Homicides in Chicago attracted national media attention early this summer when 7-year-old Heaven Sutton became the city’s 251st fatality, killed by a random bullet while operating her front-lawn candy stand on the city’s West Side. Mayor Emanuel and police superintendent Garry McCarthy blamed the growing violence on neighborhood gang factions, which they say are responsible for 80 percent of the shootings.
Gang factions are small groups that have splintered from the monolithic, often historic, crime organizations that date back decades. As many as 600 factions exist today, the Chicago Police Department says.

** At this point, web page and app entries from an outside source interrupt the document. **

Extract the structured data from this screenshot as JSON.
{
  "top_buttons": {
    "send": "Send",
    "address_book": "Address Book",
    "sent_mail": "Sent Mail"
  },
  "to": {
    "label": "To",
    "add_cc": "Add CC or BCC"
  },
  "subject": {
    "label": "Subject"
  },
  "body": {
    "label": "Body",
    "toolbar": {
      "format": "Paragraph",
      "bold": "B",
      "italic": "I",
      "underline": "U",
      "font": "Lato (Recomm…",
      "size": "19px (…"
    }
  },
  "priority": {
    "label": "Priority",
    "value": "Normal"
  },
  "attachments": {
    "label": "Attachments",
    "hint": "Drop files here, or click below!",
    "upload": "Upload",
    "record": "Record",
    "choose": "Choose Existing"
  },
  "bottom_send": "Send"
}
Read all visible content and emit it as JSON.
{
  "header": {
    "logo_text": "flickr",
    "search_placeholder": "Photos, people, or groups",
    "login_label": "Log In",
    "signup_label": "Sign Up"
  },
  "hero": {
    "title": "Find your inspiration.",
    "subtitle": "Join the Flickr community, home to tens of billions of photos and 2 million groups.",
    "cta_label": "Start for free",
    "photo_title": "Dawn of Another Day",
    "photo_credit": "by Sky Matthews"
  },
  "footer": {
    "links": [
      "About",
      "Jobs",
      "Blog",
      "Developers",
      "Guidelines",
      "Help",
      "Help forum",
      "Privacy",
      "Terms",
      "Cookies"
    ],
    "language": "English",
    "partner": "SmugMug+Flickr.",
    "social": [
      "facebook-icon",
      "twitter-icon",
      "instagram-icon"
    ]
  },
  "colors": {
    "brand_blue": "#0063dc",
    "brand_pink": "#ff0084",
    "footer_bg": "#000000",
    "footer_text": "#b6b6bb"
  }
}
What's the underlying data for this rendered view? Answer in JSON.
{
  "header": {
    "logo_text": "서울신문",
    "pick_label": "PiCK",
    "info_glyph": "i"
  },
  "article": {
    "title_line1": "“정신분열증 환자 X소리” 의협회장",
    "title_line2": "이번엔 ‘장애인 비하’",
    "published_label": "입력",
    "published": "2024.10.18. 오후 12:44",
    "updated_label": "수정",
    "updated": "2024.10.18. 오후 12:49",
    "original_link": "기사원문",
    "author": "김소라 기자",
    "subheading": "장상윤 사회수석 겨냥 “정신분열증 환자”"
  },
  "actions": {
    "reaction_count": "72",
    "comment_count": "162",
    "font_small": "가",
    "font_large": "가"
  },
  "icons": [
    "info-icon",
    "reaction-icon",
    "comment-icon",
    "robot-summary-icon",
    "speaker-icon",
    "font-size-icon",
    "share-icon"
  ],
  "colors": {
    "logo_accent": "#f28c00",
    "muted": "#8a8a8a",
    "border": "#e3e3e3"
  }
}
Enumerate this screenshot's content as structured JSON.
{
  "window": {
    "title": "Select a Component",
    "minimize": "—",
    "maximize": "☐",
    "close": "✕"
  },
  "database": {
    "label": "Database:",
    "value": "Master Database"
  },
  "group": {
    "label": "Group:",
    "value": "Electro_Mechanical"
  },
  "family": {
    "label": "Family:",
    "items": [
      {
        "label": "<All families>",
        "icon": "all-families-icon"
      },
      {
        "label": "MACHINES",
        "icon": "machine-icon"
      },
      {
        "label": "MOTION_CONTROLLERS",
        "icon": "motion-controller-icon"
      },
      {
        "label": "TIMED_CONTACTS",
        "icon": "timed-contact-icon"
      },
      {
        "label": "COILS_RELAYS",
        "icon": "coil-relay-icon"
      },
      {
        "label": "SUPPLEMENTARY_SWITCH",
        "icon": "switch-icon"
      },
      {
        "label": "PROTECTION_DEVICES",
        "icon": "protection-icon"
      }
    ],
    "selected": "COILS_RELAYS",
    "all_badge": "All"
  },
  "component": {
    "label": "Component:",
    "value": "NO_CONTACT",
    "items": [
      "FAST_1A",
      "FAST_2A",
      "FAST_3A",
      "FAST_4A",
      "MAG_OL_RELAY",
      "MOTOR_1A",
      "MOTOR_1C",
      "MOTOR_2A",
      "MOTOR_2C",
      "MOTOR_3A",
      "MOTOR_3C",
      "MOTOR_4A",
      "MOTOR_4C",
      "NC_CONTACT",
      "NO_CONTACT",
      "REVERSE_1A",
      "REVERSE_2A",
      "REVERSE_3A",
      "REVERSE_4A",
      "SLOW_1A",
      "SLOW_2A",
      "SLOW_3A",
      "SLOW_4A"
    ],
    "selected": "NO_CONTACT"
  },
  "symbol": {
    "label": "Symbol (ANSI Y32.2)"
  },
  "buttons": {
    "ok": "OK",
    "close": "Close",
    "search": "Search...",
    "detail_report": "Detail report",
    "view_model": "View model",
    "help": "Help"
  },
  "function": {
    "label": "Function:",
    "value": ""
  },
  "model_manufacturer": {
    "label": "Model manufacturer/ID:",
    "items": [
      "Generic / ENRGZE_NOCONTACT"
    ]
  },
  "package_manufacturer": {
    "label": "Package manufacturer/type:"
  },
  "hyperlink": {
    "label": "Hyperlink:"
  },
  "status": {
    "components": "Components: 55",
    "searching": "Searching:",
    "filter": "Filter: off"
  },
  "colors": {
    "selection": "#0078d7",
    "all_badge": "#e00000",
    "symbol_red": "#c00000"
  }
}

Moreover, Chicago has surpassed Los Angeles in total gang membership and activity, crime experts say.
Much of the action that the city has taken this year has tried to take down gangs: Some 250 vacant buildings were demolished because they were considered gathering places for gangs, the police department partnered with antiviolence group CeaseFire to increase conflict mediation on the streets, and McCarthy has initiated a new system to assess turf affiliations to prevent retaliation shootings.
However, focusing solely on gangs is misguided, says Mr. Williams, among others who study crime. He says the shootings are often random, interpersonal, or petty.
“Guns are definitely a problem; gangs, absolutely not,” he says. “These are kids who, over the last 10 years or so, have been extremely marginalized, and this is their response to that marginalization. They feel stuck with a lot of rage. They can clearly see people in other neighborhoods making a lot of progress and being mobile, but they feel stuck in their communities and feel afraid. And because they have easy access to guns, it’s a form of desperation.”